I liked the Dowse best in its craft museum incarnation, unique in the country, as it still would be. On a relatively modest budget it built up an important collection of contemporary craft, and in focussing on that did a sensible thing. My collection was shown there a few years back, vintage textile crafts that were part of this country's long domestic tradition. Most families still have at least one maker.
But there is a sharp class divide between high art and crafts. No reputations in the art world would be enhanced by championing potters, weavers, jewellery makers, wood turners, glass-makers, knitters and all the others in that large and vibrant community, though Auckland's Objectspace does a brilliant job. And so the Dowse - under a new director - declared itself instead to be a contemporary art gallery again, and remains so. I wonder what the council thinks about this see-sawing, and frankly, if it thinks at all.
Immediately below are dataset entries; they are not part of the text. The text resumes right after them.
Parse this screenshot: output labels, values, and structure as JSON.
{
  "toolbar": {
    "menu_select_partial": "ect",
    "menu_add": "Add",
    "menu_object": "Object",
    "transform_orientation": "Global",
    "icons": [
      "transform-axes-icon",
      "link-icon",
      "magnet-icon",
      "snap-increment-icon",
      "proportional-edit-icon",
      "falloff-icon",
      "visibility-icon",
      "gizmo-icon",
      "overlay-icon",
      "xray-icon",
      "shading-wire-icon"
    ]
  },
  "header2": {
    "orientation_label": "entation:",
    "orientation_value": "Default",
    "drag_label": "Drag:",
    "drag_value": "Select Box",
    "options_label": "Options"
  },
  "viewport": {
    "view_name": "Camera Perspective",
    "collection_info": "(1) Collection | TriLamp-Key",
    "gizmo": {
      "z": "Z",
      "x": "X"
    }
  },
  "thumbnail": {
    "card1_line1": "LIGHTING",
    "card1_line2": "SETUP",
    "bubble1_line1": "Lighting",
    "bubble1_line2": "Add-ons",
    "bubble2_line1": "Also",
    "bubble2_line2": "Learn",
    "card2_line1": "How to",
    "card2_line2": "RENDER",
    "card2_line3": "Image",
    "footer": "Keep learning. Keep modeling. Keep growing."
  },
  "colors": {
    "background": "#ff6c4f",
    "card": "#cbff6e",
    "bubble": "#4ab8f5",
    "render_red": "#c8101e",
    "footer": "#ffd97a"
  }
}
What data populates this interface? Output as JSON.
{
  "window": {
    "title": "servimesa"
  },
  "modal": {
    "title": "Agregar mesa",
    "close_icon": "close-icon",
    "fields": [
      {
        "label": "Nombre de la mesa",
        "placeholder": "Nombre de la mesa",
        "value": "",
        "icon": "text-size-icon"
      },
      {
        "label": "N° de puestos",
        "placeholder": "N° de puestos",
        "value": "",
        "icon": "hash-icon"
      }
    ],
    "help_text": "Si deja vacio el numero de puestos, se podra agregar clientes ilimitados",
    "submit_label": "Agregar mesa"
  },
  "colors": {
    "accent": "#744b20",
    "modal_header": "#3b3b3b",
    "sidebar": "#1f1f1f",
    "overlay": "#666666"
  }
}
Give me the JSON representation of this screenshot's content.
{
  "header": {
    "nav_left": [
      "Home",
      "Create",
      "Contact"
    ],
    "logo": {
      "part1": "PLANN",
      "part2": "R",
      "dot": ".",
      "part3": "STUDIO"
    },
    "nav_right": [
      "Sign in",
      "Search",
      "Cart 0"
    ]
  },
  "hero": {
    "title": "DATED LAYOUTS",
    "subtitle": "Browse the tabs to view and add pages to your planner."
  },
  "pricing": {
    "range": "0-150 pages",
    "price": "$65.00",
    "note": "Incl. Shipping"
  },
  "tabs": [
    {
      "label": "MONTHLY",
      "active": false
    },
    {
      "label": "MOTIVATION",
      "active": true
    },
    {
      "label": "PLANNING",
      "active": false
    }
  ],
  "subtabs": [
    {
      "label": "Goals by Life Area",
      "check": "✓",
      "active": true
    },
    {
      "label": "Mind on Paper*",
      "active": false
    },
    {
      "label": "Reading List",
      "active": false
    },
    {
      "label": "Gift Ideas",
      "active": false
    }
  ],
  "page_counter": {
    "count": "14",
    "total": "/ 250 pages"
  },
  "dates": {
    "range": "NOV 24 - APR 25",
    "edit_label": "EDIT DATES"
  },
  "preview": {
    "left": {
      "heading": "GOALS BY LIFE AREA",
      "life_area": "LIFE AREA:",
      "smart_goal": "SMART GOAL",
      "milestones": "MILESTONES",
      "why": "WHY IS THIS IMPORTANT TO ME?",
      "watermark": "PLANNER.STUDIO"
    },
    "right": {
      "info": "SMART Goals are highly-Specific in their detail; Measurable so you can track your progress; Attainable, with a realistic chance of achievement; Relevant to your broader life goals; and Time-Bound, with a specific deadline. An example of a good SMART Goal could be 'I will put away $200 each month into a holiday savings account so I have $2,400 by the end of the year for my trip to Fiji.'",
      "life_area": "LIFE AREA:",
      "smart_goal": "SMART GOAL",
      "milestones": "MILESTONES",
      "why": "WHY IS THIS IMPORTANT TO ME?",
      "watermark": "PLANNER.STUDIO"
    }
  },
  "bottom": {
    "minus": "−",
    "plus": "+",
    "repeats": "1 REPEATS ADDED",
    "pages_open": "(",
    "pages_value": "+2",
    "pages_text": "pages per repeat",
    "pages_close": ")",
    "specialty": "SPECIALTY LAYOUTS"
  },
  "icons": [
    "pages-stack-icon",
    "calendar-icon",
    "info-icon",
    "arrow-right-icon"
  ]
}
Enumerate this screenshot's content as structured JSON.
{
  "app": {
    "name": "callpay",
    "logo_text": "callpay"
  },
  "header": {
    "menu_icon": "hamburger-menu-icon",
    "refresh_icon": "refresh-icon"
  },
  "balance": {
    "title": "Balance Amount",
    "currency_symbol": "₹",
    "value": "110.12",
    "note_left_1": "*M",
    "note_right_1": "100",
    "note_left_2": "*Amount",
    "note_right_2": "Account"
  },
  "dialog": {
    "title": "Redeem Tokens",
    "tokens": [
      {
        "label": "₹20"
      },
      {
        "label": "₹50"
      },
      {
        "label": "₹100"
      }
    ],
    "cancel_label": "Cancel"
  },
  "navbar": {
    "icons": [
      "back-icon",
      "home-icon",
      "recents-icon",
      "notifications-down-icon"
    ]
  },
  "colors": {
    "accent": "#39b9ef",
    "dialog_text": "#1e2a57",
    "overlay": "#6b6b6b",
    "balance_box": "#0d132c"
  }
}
The new Dowse is not my favourite building. A large space set aside for a craft shop failed, and has looked forlorn ever since. For ages you couldn't find the front door, the architect's bright idea I guess. There's an odd glassed-in outdoor space for no obvious reason, and a number of small rooms for exhibits to be poked into, along with larger exhibition spaces. A historic Maori building is out of whack with the rest of it. The cafe is bigger and flasher, the food may be okay, but the tables always seem to need wiping. The foyer is a nothing space, the small shop's in a muddling area, and I'd rather think about Porirua's Pataka, which I prefer, as do 100,000 more visitors a year.
Pataka is fortunate, attached to the Porirua public library and near the city's swimming pool. There's a decent cafe, and its glassed-in outside courtyard area showcases a pretty garden. A good, focussed shop showcases craft makers, and exhibitions link to the multicultural community it serves. With less money and fewer staff than the Dowse it does a great job.
Dowse director Courtney Johnston was put on the spot last week when she presented her annual report. Hutt City deputy mayor David Bassett asked for better communication from the gallery, and Johnston shot back - no doubt testily - that councillors seldom attended exhibition openings. But why don't they? That's the 100,000 people question.